- Solarize Kirkland Workshop – Tuesday, Oct 13th at 7pm City Hall
- November CHNA Meeting – Wed, Nov 4th at 7pm Fire Station 22
NorthWest University Master Plan
John Kappler has been appointed as the representative from the city to work with NW University. NW University is in discussions to update their Master Plan and “uses for the campus”. They have been in talks the neighbors to the north on usage of the fields. Some of the discussion has been contentious. The update is to cover the next 20 years. They will be looking at use of facilities, definition of use, traffic, noise, and student definition. There are no expectations of changing boundaries. John Jordan, CFO of the college will be sending out information on the plan. Dr. Joseph Castleberry, President, will be meeting with neighbors. The city is creating a listserve so all can get access and get information. If you have concerns, you can contact Jon Kappler.
Paula Del Giudice spoke about Solarize Kirkland program. Paula works for a non-profit, Pollution Prevention and they are working with the city to encourage the reduction of source pollution. This is their 3rd campaign. They are bringing together residents who are interested in rooftop solar panels. The intent is to stimulate conversation, stimulate excitement about solar and engage in public/private partnerships. Goal is to get 66 homeowners under contract. Already had 4 workshops and one more on Tuesday. 142 homeowners have signed up for site assessments, 4 installs, and 31 under contract. Volunteers reviewed 45 responses to an RPF and selected Northwest Electric and Solar. 7-10% discount is given on this campaign along with state incentives and net metering by PSE. For more information, please attend the seminar on Tues, 10/13 at 7pm in City Hall or contact Paula at email@example.com 206-352-2050.

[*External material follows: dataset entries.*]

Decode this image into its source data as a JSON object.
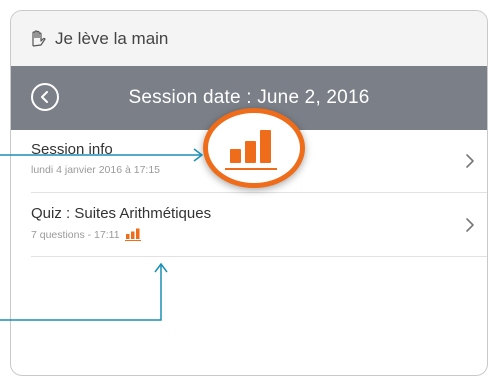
{
  "app": {
    "title": "Je lève la main",
    "icon": "raised-hand-icon"
  },
  "header": {
    "title": "Session date : June 2, 2016",
    "back_icon": "back-circle-icon"
  },
  "rows": [
    {
      "title": "Session info",
      "subtitle": "lundi 4 janvier 2016 à 17:15"
    },
    {
      "title": "Quiz : Suites Arithmétiques",
      "subtitle": "7 questions - 17:11",
      "status_icon": "bar-chart-icon"
    }
  ],
  "colors": {
    "accent": "#ef6c1a",
    "header_bg": "#7b7f88",
    "pointer": "#1a8fb5"
  }
}
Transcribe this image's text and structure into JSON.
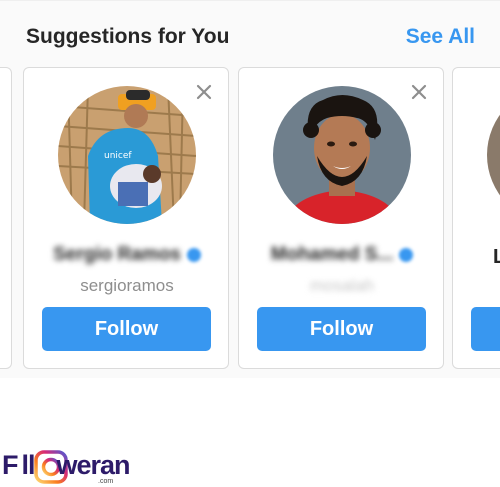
{
  "header": {
    "title": "Suggestions for You",
    "see_all": "See All"
  },
  "cards": [
    {
      "name": "Sergio Ramos",
      "username": "sergioramos",
      "verified": true,
      "follow_label": "Follow"
    },
    {
      "name": "Mohamed S...",
      "username": "mosalah",
      "verified": true,
      "follow_label": "Follow"
    },
    {
      "name_partial": "L"
    }
  ],
  "watermark": {
    "logo_text_a": "F",
    "logo_text_b": "ll",
    "logo_text_c": "weran",
    "logo_suffix": ".com"
  },
  "colors": {
    "accent": "#3897f0",
    "text": "#262626",
    "muted": "#8e8e8e"
  }
}
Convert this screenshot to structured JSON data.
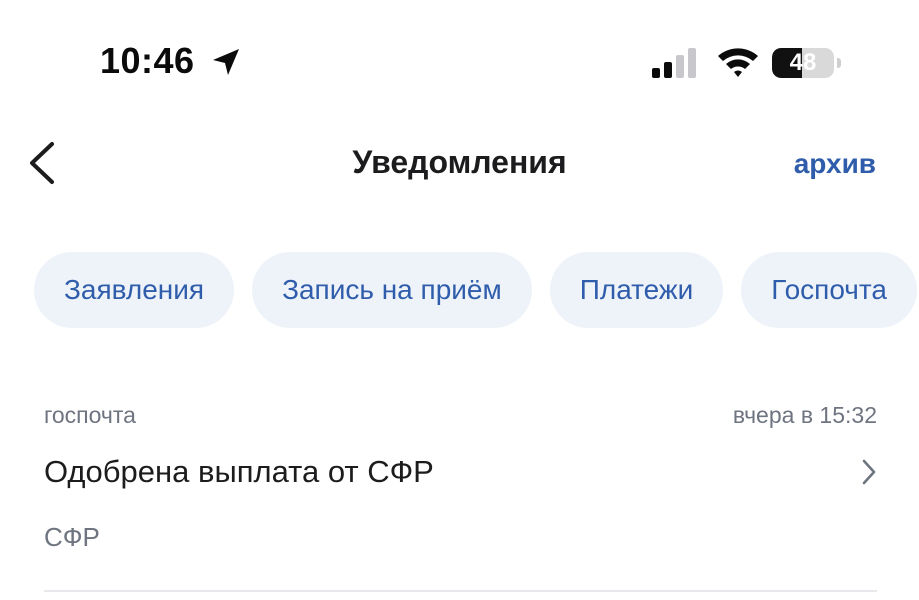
{
  "status_bar": {
    "time": "10:46",
    "battery_percent": "48",
    "battery_level": 0.48,
    "signal_bars_active": 2,
    "icons": [
      "location-arrow-icon",
      "cellular-signal-icon",
      "wifi-icon",
      "battery-icon"
    ]
  },
  "nav": {
    "title": "Уведомления",
    "back_icon": "chevron-left-icon",
    "archive_label": "архив"
  },
  "filters": [
    {
      "label": "Заявления"
    },
    {
      "label": "Запись на приём"
    },
    {
      "label": "Платежи"
    },
    {
      "label": "Госпочта"
    }
  ],
  "notifications": [
    {
      "source": "госпочта",
      "time": "вчера в 15:32",
      "title": "Одобрена выплата от СФР",
      "sender": "СФР"
    }
  ],
  "colors": {
    "accent": "#2f5dab",
    "chip_bg": "#eef3f9",
    "secondary_text": "#6e7480",
    "divider": "#e6e8ec"
  }
}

We heard pros and cons to Proposition 1. John Kappler stood in for Rick Whitney for “the con” while Jamie Rector presented the “pro”. Both presenters had compelling points to make, below is a summary:
- Not opposed to the ARC, opposed to how they are proposing to pay for the Aquatic and Recreational Community Center (ARC).
- Don’t want to set up a separate tax entity
- Disappointed in the city and the marketing; not actually giving facts, not being transparent
- The proposed cost is a large range. The calculations for the resident cost is based on average house cost for KING COUNTY, not Kirkland. Kirkland housing is higher than King County.
- There is no recourse or controls around the spending of Metropolitan Park District (MPD) – the taxing district or city are the only ones who can make changes and they are the same entity.
- The MPD is unaccountable to the citizens
- If operating costs are not covered by fees then taxes can potentially go up. Operating costs are a very wide range from $50M - $75M.
- The MDP isn’t just for the ARC, it covers other park entities
- NKCC currently operates at a loss
- There is a strong need for a pool considering the growth of the city and the pending closure of Juanita Pool. For 15 years this has been in the making; over 3000 volunteer hours have gone into getting the ARC to this point.
- The new facility will have a warm and “cold” water pool, basketball/volleyball, and meeting room for 250 and hardwood floor studios
- There are two sites identified; Christ Church Site (behind Fred Meyer) 12 acres and North Kirkland Community Center (NKCC) 4 acres.
- The alternative to MPD was to do a bond. In order to do a bond, you have to be at a certain point in the development process. The city can’t narrow down the large cost range because the two sites are very different and one site would still need to be purchased. By doing a MPD, the city is only making a modest investment verse spending money to develop plans before putting to a vote.
- Of the 17 MPDs in the state, many are operating close to the rate they came out with.
- Operating costs are expected to be covered by fees
- School district is expected to be a renter and will be expected to pay fees. School currently has a low rate to Wave Aquatics because they own the pool.
To move forward on HENC (Houghton Everest Neighborhood Center), we presented 5 options to be voted and commented on by those who attended. Unfortunately, we did not get the turn out we were expected so the voting was light. See attached document for details on options and the results.
Next steps in this process? We are open to suggestions. Based on the feedback from the October meeting, we will review the options and potentially make updates. We will see if we can schedule time to present to Houghton Community Council. Do you have ideas on how we can get more feedback? Let us know!